Records contained in a dataset
+---+

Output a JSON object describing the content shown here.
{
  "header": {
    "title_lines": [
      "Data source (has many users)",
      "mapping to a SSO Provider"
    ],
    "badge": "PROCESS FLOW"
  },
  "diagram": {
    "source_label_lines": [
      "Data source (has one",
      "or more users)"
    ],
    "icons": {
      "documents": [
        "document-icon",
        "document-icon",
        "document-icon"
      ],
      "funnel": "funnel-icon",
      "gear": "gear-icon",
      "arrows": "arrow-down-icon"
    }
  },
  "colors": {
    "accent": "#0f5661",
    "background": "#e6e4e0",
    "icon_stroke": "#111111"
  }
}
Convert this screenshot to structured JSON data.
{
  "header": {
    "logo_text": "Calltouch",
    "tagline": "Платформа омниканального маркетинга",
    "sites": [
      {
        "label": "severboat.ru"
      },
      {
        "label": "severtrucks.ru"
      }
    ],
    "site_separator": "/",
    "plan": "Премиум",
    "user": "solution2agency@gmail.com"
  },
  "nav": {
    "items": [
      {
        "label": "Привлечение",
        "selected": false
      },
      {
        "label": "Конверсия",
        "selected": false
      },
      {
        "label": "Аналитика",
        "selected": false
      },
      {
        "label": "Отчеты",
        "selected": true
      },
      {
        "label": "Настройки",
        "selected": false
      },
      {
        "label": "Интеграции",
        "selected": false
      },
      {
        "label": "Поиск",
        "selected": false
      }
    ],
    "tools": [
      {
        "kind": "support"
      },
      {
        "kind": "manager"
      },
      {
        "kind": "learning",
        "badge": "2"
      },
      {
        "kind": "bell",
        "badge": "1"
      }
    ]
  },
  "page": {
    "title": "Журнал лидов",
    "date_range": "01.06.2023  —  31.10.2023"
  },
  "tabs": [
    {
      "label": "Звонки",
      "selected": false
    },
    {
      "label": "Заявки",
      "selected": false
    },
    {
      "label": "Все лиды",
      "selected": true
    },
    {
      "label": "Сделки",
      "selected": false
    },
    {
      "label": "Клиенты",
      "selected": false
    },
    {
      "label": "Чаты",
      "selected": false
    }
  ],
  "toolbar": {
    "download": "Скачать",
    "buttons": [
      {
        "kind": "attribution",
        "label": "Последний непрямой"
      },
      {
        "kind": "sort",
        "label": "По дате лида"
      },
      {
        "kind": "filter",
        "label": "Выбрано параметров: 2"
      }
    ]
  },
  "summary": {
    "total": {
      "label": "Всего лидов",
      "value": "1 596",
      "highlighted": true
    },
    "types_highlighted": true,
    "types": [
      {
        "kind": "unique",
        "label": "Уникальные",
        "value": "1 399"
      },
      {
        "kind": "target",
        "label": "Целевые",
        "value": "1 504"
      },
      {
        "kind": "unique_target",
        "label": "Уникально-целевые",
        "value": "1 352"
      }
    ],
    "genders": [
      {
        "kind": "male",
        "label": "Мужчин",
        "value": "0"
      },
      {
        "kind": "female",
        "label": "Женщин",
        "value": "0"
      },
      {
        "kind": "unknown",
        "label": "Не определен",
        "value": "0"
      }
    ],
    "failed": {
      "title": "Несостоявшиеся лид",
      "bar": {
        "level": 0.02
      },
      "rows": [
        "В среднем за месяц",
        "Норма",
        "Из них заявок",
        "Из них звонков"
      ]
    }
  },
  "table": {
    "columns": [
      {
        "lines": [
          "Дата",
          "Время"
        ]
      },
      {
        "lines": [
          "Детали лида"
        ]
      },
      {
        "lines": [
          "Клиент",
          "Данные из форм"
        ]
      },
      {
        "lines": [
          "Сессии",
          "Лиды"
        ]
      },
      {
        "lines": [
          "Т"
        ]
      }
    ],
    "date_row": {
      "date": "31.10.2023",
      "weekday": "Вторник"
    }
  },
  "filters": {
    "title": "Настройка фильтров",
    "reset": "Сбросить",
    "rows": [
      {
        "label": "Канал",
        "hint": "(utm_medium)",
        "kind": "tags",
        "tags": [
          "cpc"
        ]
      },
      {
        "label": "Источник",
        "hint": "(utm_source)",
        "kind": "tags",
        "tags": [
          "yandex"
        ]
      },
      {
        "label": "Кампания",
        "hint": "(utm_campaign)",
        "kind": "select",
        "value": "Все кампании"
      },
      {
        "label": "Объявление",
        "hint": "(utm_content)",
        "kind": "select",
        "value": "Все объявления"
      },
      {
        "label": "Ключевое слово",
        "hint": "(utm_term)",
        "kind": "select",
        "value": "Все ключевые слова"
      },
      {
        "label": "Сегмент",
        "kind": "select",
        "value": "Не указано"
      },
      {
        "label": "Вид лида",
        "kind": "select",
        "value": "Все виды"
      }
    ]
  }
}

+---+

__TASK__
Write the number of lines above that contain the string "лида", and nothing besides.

__RESPONSE BOX__
3